Faced with those reports of abusive and criminal taxi drivers in the media and the social networking sites, we have no news that the Land Transportation Franchising and Regulatory Board (LTFRB) and the Philippine National Police (PNP) are doing anything special to prevent these new surge of taxi-driver menace.
The LTFRB is to be lauded for launching “Oplan Isnabero” last week– a program to crack down on taxi drivers who choose their fare or will only take passengers who agree to pay a large overcharge. But what the public has seen so far is a half-hearted effort to carry out this anti-Isnabero program. If the LTFRB really wishes to stop this greedy and inconsiderate practice, it would have easily netted more than a hundred taxi drivers in one day alone.
Apprehending abusive and greedy isnabero taxi drivers is not rocket science. In fact, the solutions are very simple and do not need the mobilization of a fully-armed division from the Armed Forces of the Philippines. What is simply needed is political will, and sensitivity on the part of the officials of the LTFRB and PNP.
Firstly, the LTFRB and PNP can jointly field up to a hundred plainclothes personnel to pose as taxi-riding passengers during the rush hours. The plainclothes agents may also pose as passengers at the taxi-waiting stands at malls, where the line for taxis can stretch up to a couple of hundred meters at mall closing times. As to why the LTFRB and PNP have not thought of fielding plainclothes personnel is also not so difficult to answer.

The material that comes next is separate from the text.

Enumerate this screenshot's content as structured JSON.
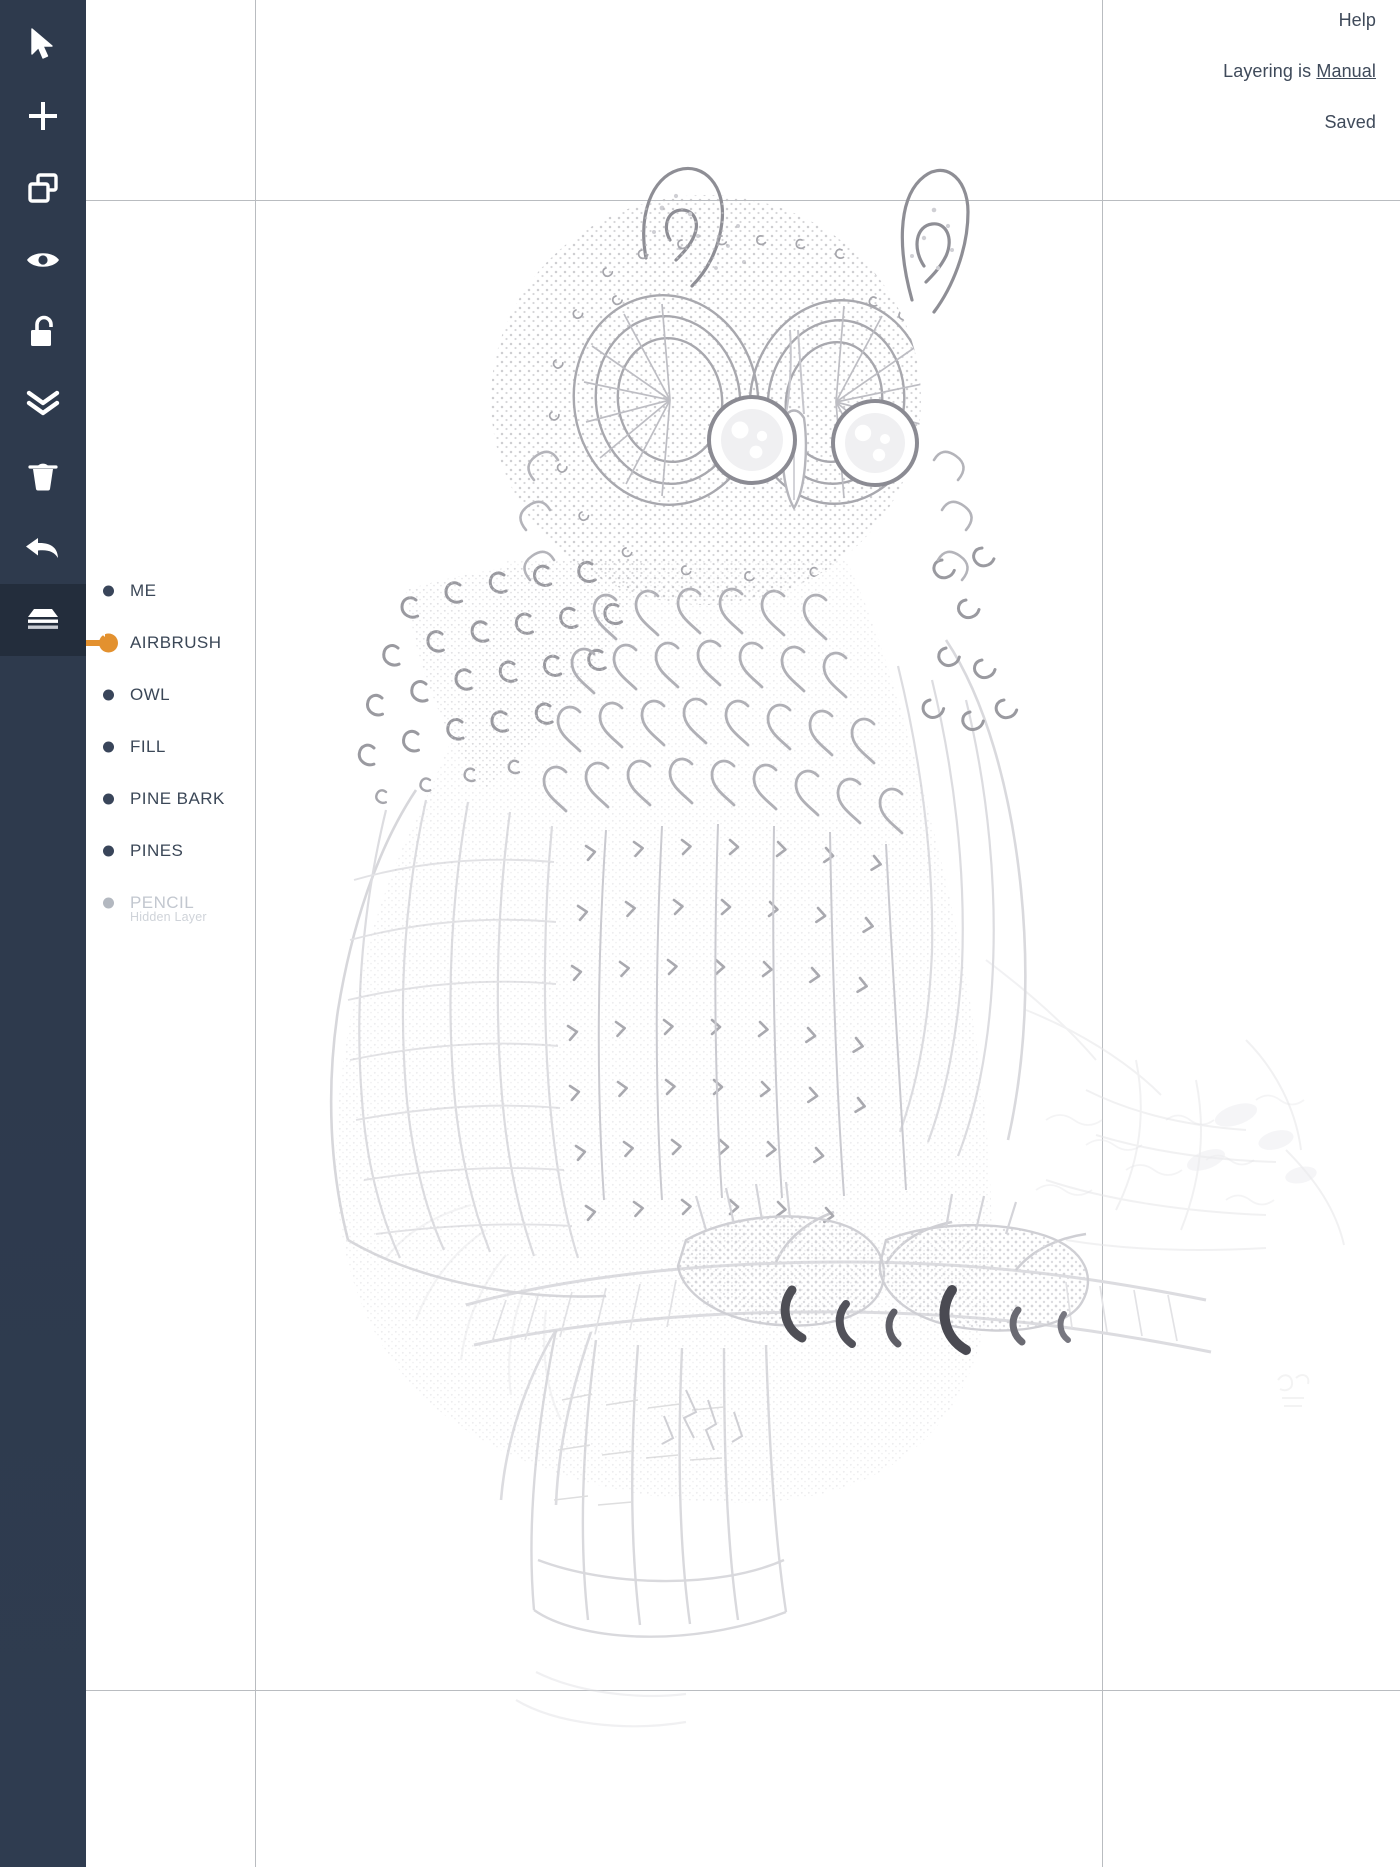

It’s not that police and LTFRB personnel are afraid of ending up as victims of criminal taxi drivers. It is more like they are sympathetic or friendly to the tax drivers because they have a special relationship with the operators.

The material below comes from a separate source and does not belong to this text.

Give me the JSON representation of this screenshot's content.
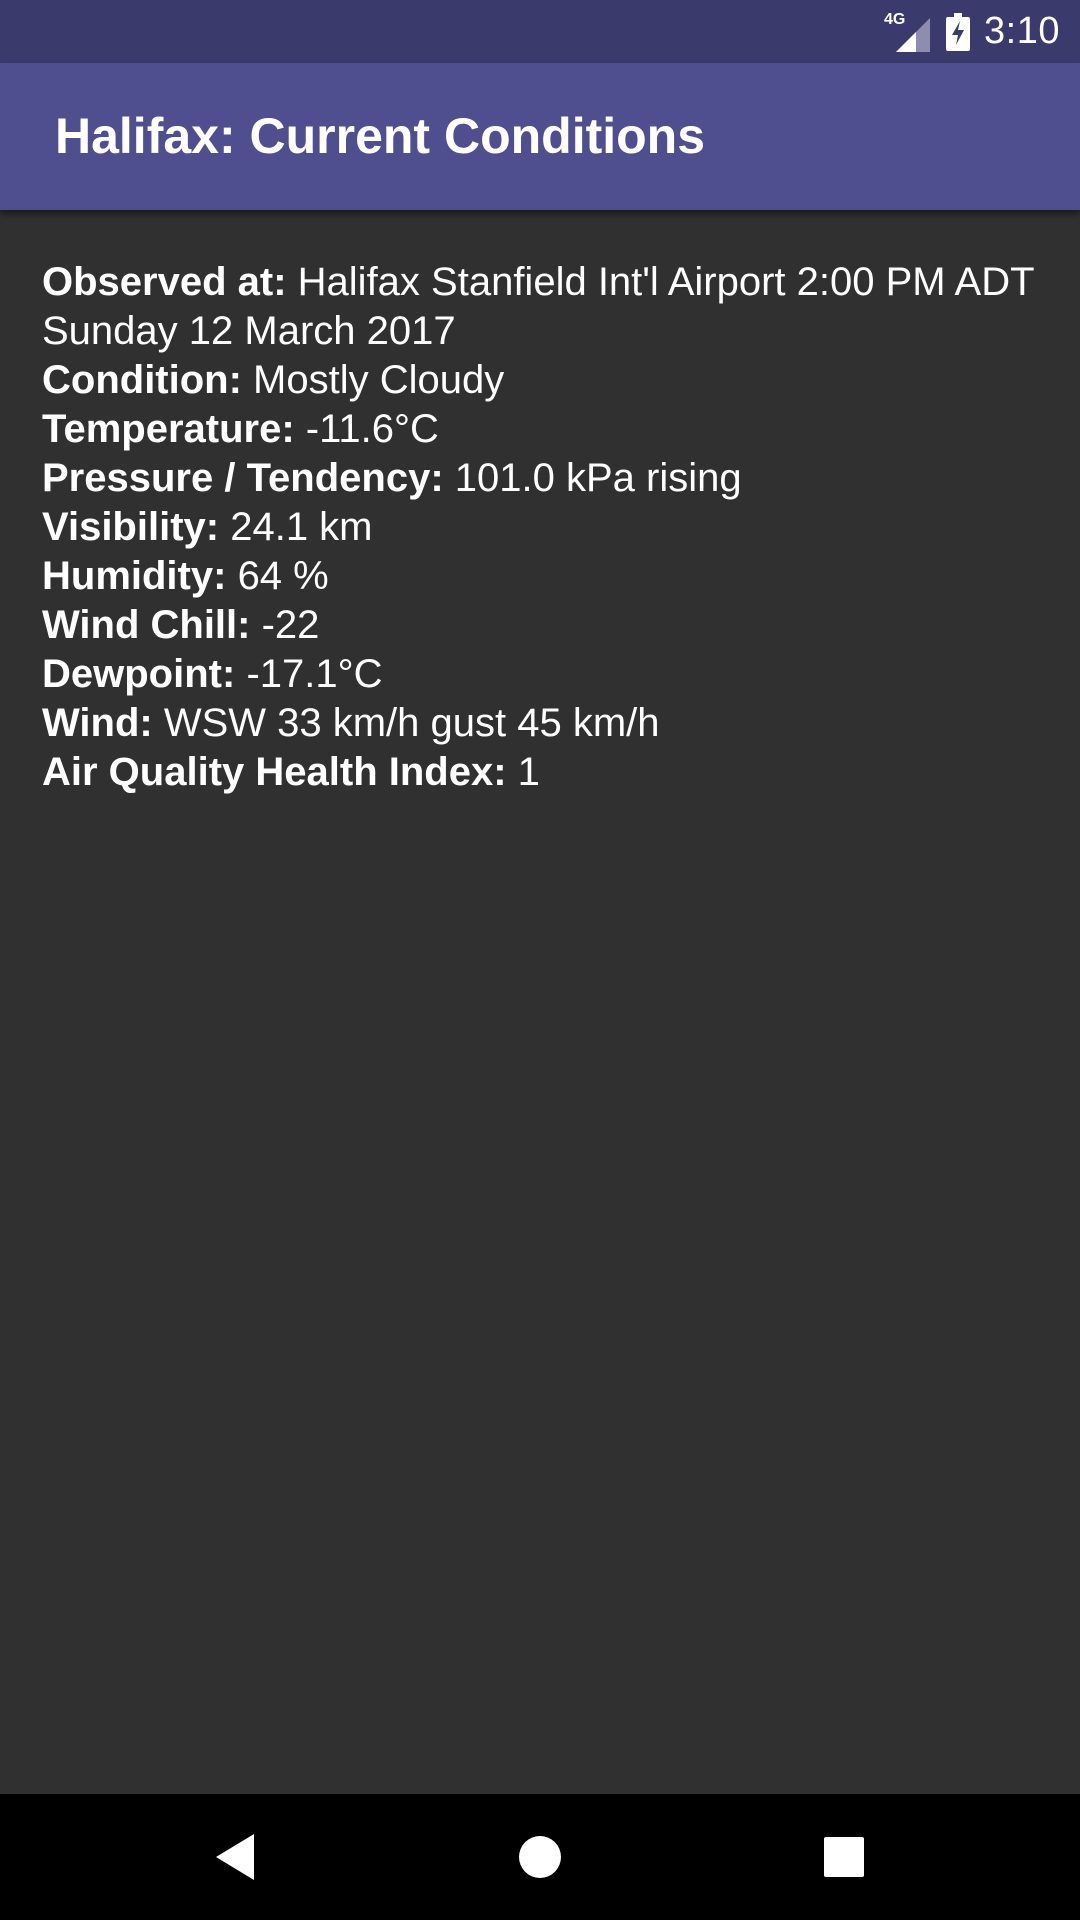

Another simple measure that the LTFRB can take is to collaborate with the Land Transportation Office (LTO) to crack the whip on abusive and criminal taxi drivers by revoking their licenses. And suspending the fleets’ permit to operate. But so far, the LTFRB has not reported to the media the number of taxi driver whose licenses to drive have been revoked by the LTO. This is very disturbing because it means abusive taxi drivers who get apprehended can continue driving taxis later on and terrorize the riding public again.
Then one asks, why has this simple measure of revoking the licenses of abusive taxi drivers not been done in a concerted effort of the LTFRB and the LTO?
As for taxi operators, the least they can do is come up with a “black list” of taxi drivers who have been involved in crimes or are overcharging or selecting passengers. By coming up with a blacklist of abusive taxi drivers, taxi operators can easily identify those who they should not hire or employ as drivers.
Letting abusive taxi drivers who have been identified by the news media and the social networking sites get away with their crimes not only harms the reputation of honest taxi drivers. It also is bad news about the Philippines abroad, refuting the claim that “it is more fun in the Philippines.”
Thank God there are still no recent reports of taxi drivers committing crimes against foreign tourists. Or have such events just gone unreported?
If the LTFRB and PNP cannot apprehend and mete out the proper punishment against abusive taxi drivers despite many reports in media and social networking sites, how can the public expect government so resolve bigger crimes?